Wood is an attractive building material as it is a light, renewable material. Its use not only lowers carbon emissions from the building sector but also provides long-term carbon storage—turning buildings into carbon sinks. Wood’s use as a green building material has been somewhat limited in cities, as historically, wood has been used to build homes and smaller buildings, referred to as stick frame construction. However, this is poised to change due to a booming domestic wood construction sector, and recently proposed changes to the International Building Code that will allow construction of ‘tall wood’ buildings.
Mass timber is an innovative class of structural building material that could begin to transform the makeup and design of cities. Mass-timber products, such as cross-laminated timber (CLT) (dubbed “plywood on steroids”), consist of layering small diameter trees together to create a strong, safe, and sustainable building material. The unique properties of mass timber differentiate it from light-frame construction and include fire safety, resistance to seismic and explosive forces, thermal performance, and aesthetics.
Europe and Canada currently make up the majority of the global cross-laminated timber market, but the domestic market is growing due to the availability of sustainable forestry stocks and interest from building industry professionals and clients. Dozens of mass-timber buildings are in the planning or building stages around the United States, and 12 CLT facilities or processing facilities are operational or in development in eight states (AL, IL, ME, MT, OR, TN, UT, WA).
In late December, members of the International Code Council (ICC) approved 14 proposed changes to the International Building Code (IBC) that deal with mass timber, including provisions that will allow the construction of mass timber buildings up to 20 stories. The model building code (IBC) is periodically updated by the ICC, and is used as a base standard by most states, which independently develop and monitor building codes.

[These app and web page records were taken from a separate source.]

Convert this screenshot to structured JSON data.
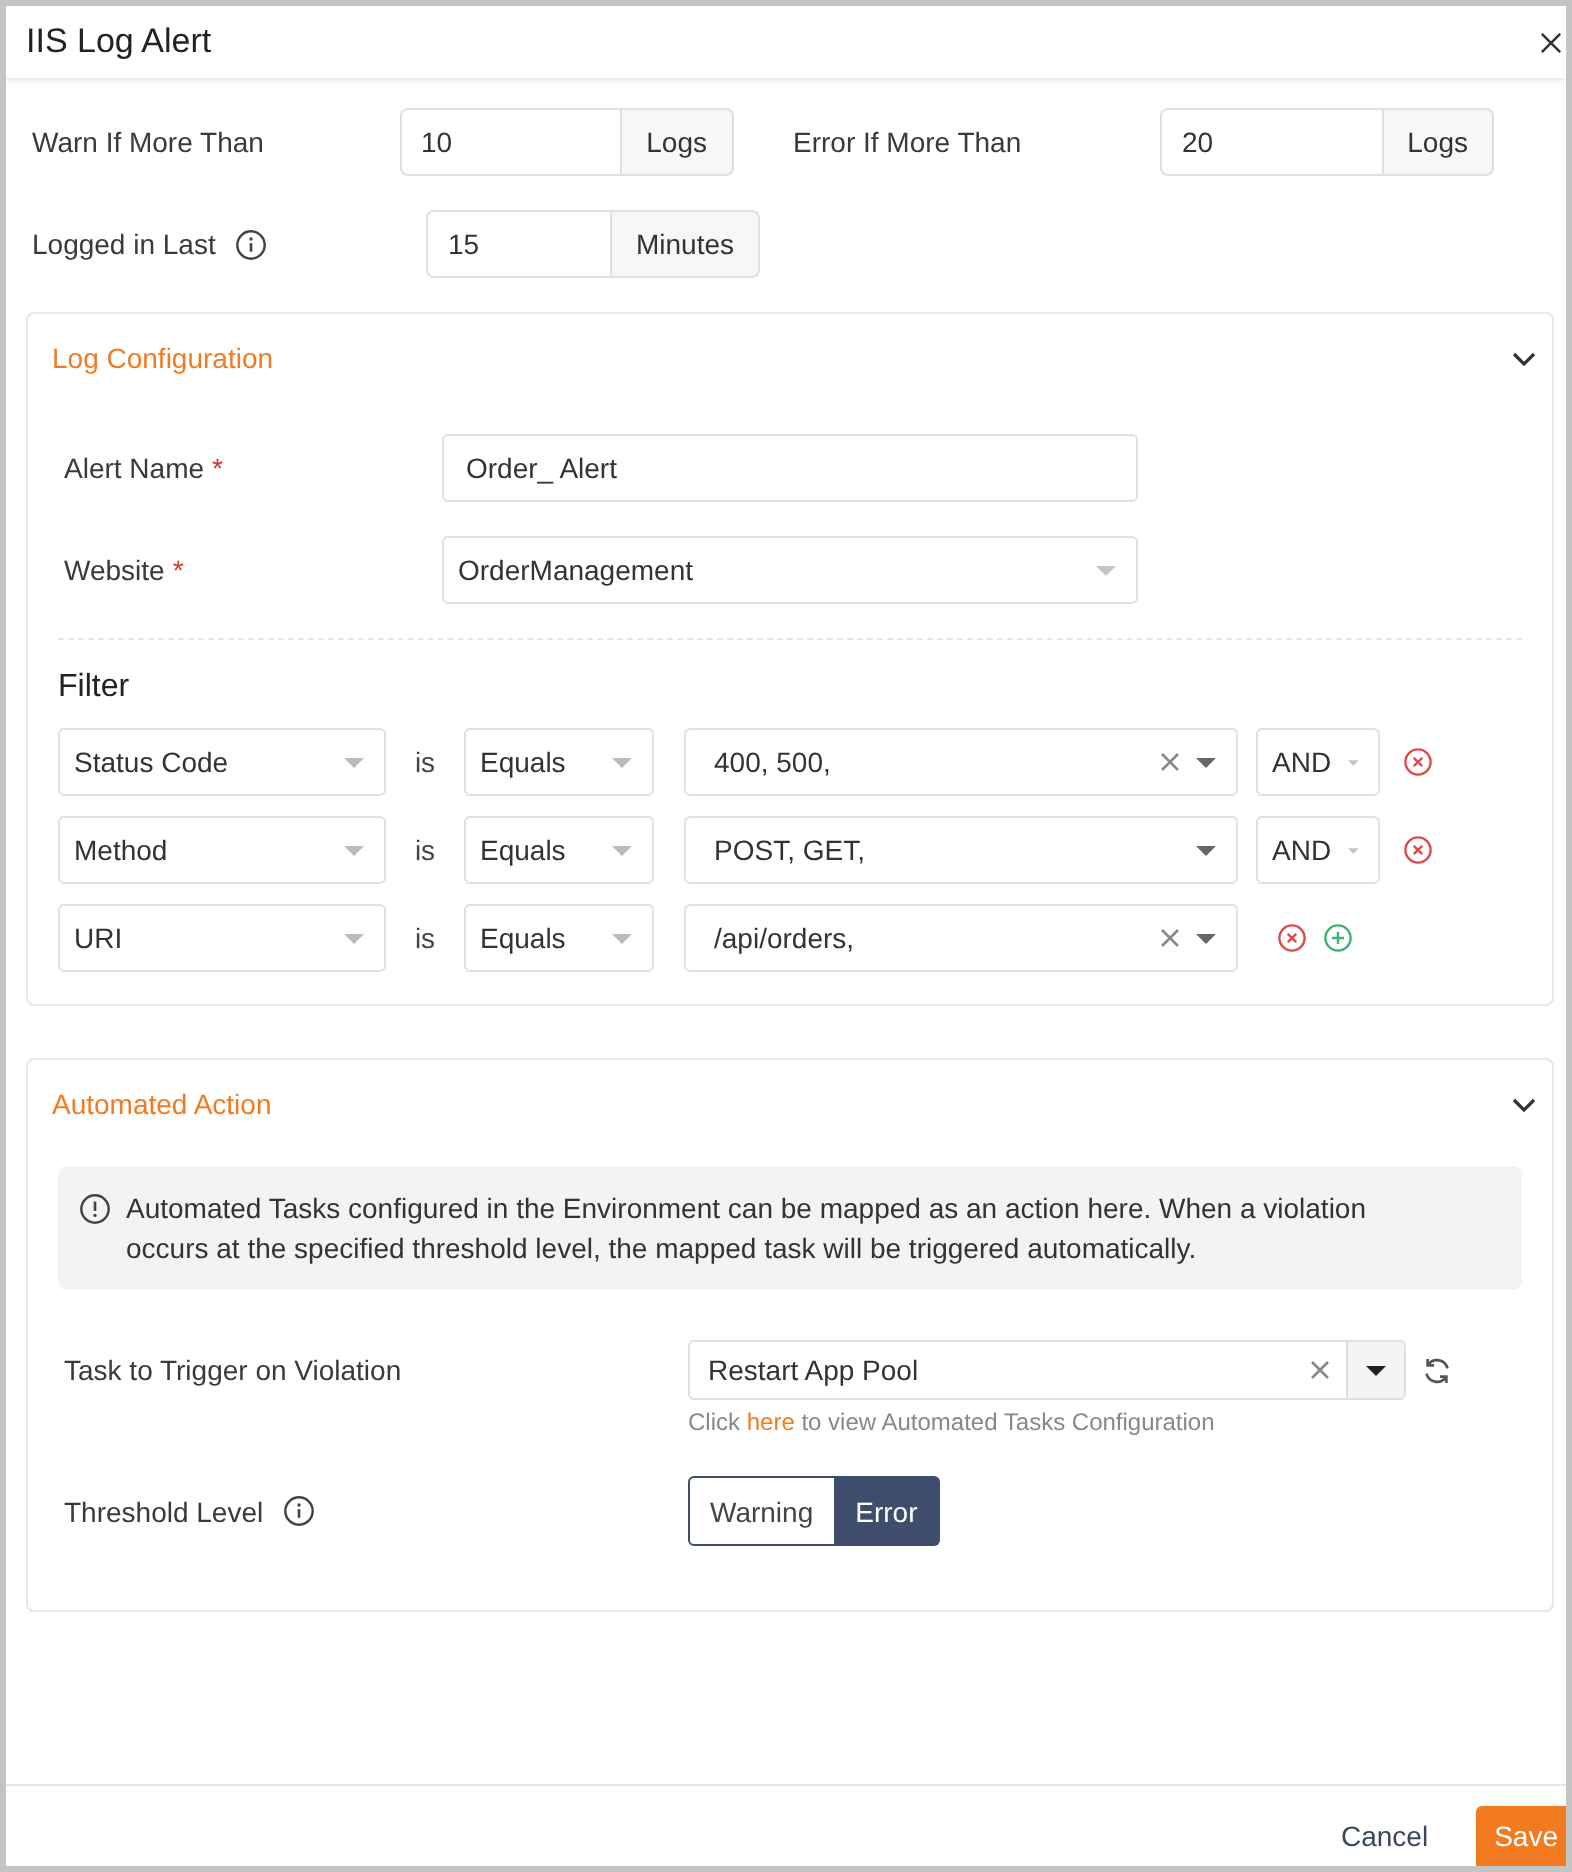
{
  "dialog": {
    "title": "IIS Log Alert"
  },
  "thresholds": [
    {
      "label": "Warn If More Than",
      "value": "10",
      "unit": "Logs"
    },
    {
      "label": "Error If More Than",
      "value": "20",
      "unit": "Logs"
    }
  ],
  "time_window": {
    "label": "Logged in Last",
    "value": "15",
    "unit": "Minutes"
  },
  "log_configuration": {
    "title": "Log Configuration",
    "expanded": true,
    "fields": [
      {
        "kind": "text",
        "label": "Alert Name",
        "required_mark": "*",
        "value": "Order_ Alert"
      },
      {
        "kind": "select",
        "label": "Website",
        "required_mark": "*",
        "value": "OrderManagement"
      }
    ],
    "filter": {
      "title": "Filter",
      "rows": [
        {
          "field": "Status Code",
          "relation": "is",
          "operator": "Equals",
          "value": "400, 500,",
          "clearable": true,
          "conjunction": "AND",
          "addable": false
        },
        {
          "field": "Method",
          "relation": "is",
          "operator": "Equals",
          "value": "POST, GET,",
          "clearable": false,
          "conjunction": "AND",
          "addable": false
        },
        {
          "field": "URI",
          "relation": "is",
          "operator": "Equals",
          "value": "/api/orders,",
          "clearable": true,
          "addable": true
        }
      ]
    }
  },
  "automated_action": {
    "title": "Automated Action",
    "expanded": true,
    "notice": "Automated Tasks configured in the Environment can be mapped as an action here. When a violation occurs at the specified threshold level, the mapped task will be triggered automatically.",
    "task": {
      "label": "Task to Trigger on Violation",
      "value": "Restart App Pool",
      "help": {
        "before": "Click",
        "link": "here",
        "after": "to view Automated Tasks Configuration"
      }
    },
    "threshold": {
      "label": "Threshold Level",
      "options": [
        {
          "label": "Warning",
          "selected": false
        },
        {
          "label": "Error",
          "selected": true
        }
      ]
    }
  },
  "footer": {
    "buttons": [
      {
        "kind": "link",
        "label": "Cancel"
      },
      {
        "kind": "primary",
        "label": "Save"
      }
    ]
  }
}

The changes to the building code won’t take effect until 2021, but states can independently incorporate these tall wood provisions into their codes. Already, Oregon and Washington State have allowed for the use of mass timber in buildings over six stories, and Colorado and California are also considering the change to their building codes. Interestingly, some have posited that mass-timber’s faster and cheaper construction can be a plus to crunched housing markets in California and elsewhere. Additionally, as states and the Federal Government undertake massive forest restoration and thinning projects, markets are needed for small-diameter, otherwise unmerchantable wood.
According to Mark Long, Oregon Building Codes division administrator, after the initial assessment on tall wood by the International Code Council (ICC), the state of Oregon “decided the science is done and there is no reason to wait for the ICC,” he said. “It went ahead and incorporated changes in its codes, effective 2019… Anyone who wants to build a building according to the prescriptions in the statewide alternative method can.” Long noted that these changes at the state level will have ripple effects in the mass-timber industry. According to industry research, the proposed code changes, if applied nation wide, could provide an additional 5.1 billion board feet of annual demand, mostly in the mid-rise sector (12 stories and below).
At a recent EESI briefing, speakers from the Forest Service, the forest products industry, the building sector as well as architecture, discussed why mass timber is an appealing and sustainable building material.
According to architect Susan Jones FAIA, CLT provides a lower carbon, renewable alternative to traditional building materials like steel and concrete. Healthy forests store carbon, as do materials made from wood. At the briefing, Jones, also a member of the ICC policy committee responsible for designing the new tall wood codes, noted that architects, the timber industry, fire scientists, as well as the concrete and steel industry, developed the proposed changes. According to Jones, the panel found that “yes indeed, it was safe to build tall wood buildings,” and that the 2021 International Building Code would remove several obstacles to tall wood buildings.